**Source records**
━━━━━━━━━━━━━━━━
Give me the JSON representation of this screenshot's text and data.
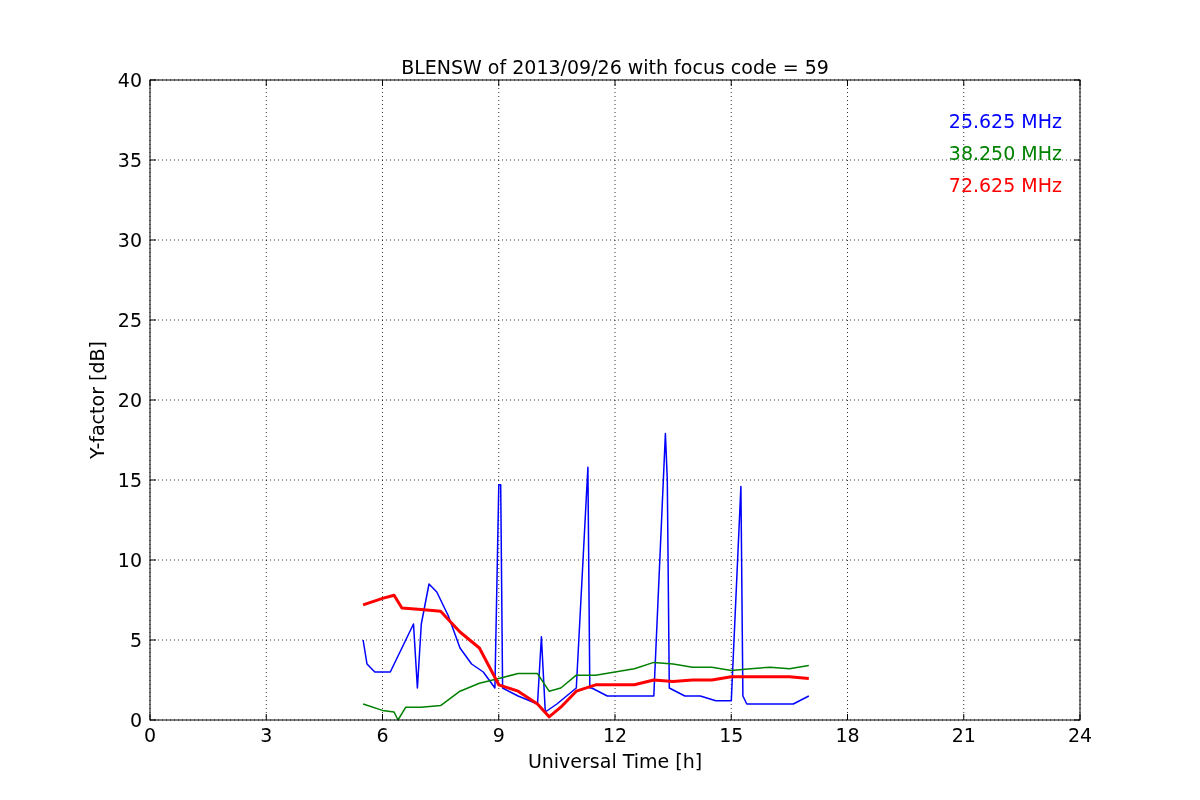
{
  "chart_data": {
    "type": "line",
    "grid": true,
    "title": "BLENSW of 2013/09/26 with focus code = 59",
    "xlabel": "Universal Time [h]",
    "ylabel": "Y-factor [dB]",
    "xlim": [
      0,
      24
    ],
    "ylim": [
      0,
      40
    ],
    "xticks": [
      0,
      3,
      6,
      9,
      12,
      15,
      18,
      21,
      24
    ],
    "yticks": [
      0,
      5,
      10,
      15,
      20,
      25,
      30,
      35,
      40
    ],
    "series": [
      {
        "name": "25.625 MHz",
        "color": "#0000ff",
        "x": [
          5.5,
          5.6,
          5.8,
          6.0,
          6.2,
          6.5,
          6.8,
          6.9,
          7.0,
          7.2,
          7.4,
          7.7,
          8.0,
          8.3,
          8.6,
          8.9,
          9.0,
          9.05,
          9.1,
          9.5,
          10.0,
          10.1,
          10.2,
          10.5,
          11.0,
          11.3,
          11.35,
          11.4,
          11.8,
          12.2,
          12.6,
          13.0,
          13.3,
          13.35,
          13.4,
          13.8,
          14.2,
          14.6,
          15.0,
          15.25,
          15.3,
          15.4,
          15.8,
          16.2,
          16.6,
          17.0
        ],
        "values": [
          5,
          3.5,
          3,
          3,
          3,
          4.5,
          6,
          2,
          6,
          8.5,
          8,
          6.5,
          4.5,
          3.5,
          3,
          2,
          14.7,
          14.7,
          2,
          1.5,
          1,
          5.2,
          0.5,
          1,
          2,
          15.8,
          2,
          2,
          1.5,
          1.5,
          1.5,
          1.5,
          17.9,
          15,
          2,
          1.5,
          1.5,
          1.2,
          1.2,
          14.6,
          1.5,
          1,
          1,
          1,
          1,
          1.5
        ]
      },
      {
        "name": "38.250 MHz",
        "color": "#008000",
        "x": [
          5.5,
          6,
          6.3,
          6.4,
          6.6,
          7,
          7.5,
          8,
          8.5,
          9,
          9.5,
          10,
          10.3,
          10.6,
          11,
          11.5,
          12,
          12.5,
          13,
          13.5,
          14,
          14.5,
          15,
          15.5,
          16,
          16.5,
          17
        ],
        "values": [
          1,
          0.6,
          0.5,
          0,
          0.8,
          0.8,
          0.9,
          1.8,
          2.3,
          2.6,
          2.9,
          2.9,
          1.8,
          2,
          2.8,
          2.8,
          3,
          3.2,
          3.6,
          3.5,
          3.3,
          3.3,
          3.1,
          3.2,
          3.3,
          3.2,
          3.4
        ]
      },
      {
        "name": "72.625 MHz",
        "color": "#ff0000",
        "x": [
          5.5,
          6,
          6.3,
          6.5,
          7,
          7.5,
          8,
          8.5,
          9,
          9.5,
          10,
          10.3,
          10.6,
          11,
          11.5,
          12,
          12.5,
          13,
          13.5,
          14,
          14.5,
          15,
          15.5,
          16,
          16.5,
          17
        ],
        "values": [
          7.2,
          7.6,
          7.8,
          7,
          6.9,
          6.8,
          5.5,
          4.5,
          2.2,
          1.8,
          1,
          0.2,
          0.8,
          1.8,
          2.2,
          2.2,
          2.2,
          2.5,
          2.4,
          2.5,
          2.5,
          2.7,
          2.7,
          2.7,
          2.7,
          2.6
        ]
      }
    ]
  }
}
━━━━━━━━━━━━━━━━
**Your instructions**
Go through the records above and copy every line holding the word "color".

**Result**
        "color": "#0000ff",
        "color": "#008000",
        "color": "#ff0000",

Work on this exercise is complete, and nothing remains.